▸ **Data section**:
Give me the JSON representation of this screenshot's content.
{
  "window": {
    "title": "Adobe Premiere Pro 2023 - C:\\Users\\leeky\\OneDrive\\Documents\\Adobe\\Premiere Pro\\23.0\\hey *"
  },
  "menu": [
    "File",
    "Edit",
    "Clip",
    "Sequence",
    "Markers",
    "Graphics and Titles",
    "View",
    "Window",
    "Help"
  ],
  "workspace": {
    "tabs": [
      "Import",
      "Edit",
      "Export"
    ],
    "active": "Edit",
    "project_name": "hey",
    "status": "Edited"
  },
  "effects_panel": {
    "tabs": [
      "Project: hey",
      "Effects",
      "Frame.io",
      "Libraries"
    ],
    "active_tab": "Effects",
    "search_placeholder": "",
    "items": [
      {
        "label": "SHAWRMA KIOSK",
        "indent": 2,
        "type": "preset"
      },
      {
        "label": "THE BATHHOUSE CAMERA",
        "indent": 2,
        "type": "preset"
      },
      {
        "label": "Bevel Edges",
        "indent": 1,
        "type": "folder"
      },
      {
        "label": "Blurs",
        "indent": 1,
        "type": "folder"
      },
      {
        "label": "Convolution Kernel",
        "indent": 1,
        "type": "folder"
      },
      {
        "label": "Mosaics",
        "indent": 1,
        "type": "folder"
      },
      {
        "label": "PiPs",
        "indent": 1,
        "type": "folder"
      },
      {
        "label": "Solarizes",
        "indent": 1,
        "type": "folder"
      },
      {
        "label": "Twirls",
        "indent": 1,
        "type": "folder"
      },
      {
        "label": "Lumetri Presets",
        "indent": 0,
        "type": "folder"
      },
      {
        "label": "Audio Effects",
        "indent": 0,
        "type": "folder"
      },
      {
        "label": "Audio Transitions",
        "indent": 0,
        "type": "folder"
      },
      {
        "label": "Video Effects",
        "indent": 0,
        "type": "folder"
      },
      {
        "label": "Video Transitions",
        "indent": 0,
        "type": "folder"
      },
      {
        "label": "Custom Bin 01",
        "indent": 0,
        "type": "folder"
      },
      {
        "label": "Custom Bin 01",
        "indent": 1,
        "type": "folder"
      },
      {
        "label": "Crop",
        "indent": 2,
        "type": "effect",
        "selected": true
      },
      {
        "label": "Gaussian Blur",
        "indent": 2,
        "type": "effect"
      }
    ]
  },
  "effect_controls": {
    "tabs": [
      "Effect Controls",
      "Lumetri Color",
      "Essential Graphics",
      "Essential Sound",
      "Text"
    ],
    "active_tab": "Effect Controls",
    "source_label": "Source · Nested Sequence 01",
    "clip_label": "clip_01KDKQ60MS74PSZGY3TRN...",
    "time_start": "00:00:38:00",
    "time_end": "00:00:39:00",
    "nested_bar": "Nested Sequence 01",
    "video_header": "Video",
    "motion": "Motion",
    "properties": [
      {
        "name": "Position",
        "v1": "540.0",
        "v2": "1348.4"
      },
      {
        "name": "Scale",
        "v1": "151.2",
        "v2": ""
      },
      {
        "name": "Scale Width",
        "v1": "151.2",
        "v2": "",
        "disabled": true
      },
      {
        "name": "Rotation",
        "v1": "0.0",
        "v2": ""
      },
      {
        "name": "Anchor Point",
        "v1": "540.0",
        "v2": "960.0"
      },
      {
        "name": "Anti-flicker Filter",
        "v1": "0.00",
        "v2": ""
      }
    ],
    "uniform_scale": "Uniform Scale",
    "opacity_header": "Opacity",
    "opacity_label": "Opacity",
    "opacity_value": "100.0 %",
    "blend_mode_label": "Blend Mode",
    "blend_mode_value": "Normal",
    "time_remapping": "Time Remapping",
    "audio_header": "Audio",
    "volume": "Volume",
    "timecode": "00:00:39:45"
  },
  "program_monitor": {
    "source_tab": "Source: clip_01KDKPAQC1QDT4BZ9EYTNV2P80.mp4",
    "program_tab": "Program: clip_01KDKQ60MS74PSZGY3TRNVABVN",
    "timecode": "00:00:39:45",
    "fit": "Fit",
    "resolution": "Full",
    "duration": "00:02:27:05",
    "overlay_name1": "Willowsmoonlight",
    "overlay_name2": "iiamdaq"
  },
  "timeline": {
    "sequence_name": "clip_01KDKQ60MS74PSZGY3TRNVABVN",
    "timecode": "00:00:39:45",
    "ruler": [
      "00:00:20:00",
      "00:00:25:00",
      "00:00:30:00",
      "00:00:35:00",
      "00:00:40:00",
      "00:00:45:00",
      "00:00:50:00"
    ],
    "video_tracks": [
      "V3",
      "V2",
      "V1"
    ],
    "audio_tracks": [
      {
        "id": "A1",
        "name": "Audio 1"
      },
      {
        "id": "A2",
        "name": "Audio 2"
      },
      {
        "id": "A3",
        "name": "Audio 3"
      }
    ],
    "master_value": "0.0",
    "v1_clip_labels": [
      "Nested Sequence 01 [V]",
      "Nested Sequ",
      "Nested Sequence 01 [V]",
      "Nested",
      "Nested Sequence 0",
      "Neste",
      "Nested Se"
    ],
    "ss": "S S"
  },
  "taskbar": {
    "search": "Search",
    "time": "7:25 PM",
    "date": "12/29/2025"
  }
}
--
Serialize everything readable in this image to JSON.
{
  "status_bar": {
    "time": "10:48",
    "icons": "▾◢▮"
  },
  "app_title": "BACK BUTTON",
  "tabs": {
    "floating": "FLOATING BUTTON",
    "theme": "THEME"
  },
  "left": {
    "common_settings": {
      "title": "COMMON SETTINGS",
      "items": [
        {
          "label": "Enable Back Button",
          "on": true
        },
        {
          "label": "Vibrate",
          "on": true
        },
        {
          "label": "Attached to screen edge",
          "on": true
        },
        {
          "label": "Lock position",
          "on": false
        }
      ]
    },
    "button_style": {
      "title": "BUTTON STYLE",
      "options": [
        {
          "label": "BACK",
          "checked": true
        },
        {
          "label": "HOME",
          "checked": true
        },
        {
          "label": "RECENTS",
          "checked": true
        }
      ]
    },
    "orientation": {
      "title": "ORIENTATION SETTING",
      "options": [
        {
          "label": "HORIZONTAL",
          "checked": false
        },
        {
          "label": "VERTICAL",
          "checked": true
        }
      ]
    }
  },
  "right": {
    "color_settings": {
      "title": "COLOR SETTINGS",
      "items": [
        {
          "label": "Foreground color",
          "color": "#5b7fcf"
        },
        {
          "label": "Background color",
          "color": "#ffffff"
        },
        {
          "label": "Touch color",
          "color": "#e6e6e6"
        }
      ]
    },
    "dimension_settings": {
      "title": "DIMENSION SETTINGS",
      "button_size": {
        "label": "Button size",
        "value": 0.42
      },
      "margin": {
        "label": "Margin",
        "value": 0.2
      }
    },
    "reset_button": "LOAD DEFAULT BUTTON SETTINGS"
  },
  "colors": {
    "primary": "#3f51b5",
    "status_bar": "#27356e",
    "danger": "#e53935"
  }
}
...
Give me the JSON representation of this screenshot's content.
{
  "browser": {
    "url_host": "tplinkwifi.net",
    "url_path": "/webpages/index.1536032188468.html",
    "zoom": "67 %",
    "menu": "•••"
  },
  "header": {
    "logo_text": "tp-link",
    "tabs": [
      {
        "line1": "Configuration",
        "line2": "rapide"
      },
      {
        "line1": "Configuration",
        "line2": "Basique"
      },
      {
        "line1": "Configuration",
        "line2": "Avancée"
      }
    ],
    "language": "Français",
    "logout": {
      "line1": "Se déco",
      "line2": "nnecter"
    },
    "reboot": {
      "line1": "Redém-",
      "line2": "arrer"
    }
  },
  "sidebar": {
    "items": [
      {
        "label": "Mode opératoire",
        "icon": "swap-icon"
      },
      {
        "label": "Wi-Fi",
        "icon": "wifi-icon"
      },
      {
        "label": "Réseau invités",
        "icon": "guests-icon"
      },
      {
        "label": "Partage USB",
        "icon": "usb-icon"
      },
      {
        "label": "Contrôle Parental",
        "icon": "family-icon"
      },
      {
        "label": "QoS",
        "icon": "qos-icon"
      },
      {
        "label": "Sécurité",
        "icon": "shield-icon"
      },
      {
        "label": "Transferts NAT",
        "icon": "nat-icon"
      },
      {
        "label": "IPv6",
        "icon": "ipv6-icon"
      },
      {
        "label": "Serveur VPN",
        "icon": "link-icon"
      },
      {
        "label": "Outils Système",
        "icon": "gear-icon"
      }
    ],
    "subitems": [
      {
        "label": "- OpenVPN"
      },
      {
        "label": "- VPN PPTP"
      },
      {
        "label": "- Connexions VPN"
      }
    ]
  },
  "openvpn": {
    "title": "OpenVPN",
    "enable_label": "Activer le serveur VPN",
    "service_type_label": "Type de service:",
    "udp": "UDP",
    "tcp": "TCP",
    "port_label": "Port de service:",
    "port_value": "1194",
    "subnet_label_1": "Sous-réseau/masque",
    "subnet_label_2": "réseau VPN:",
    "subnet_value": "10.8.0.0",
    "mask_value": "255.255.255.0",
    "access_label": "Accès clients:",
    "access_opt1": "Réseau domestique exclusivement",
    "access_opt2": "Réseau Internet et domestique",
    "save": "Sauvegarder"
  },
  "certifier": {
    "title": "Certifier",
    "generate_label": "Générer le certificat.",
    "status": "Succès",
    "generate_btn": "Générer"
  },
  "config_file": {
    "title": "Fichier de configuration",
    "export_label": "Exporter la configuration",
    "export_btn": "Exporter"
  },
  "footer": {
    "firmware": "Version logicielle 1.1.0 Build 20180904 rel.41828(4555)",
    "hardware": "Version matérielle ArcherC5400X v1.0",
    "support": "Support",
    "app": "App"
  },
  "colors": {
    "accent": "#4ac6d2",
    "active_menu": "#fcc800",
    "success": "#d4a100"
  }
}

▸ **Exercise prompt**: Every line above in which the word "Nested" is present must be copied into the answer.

▸ **Solved problem**:
    "source_label": "Source · Nested Sequence 01",
    "nested_bar": "Nested Sequence 01",
      "Nested Sequence 01 [V]",
      "Nested Sequ",
      "Nested Sequence 01 [V]",
      "Nested",
      "Nested Sequence 0",
      "Nested Se"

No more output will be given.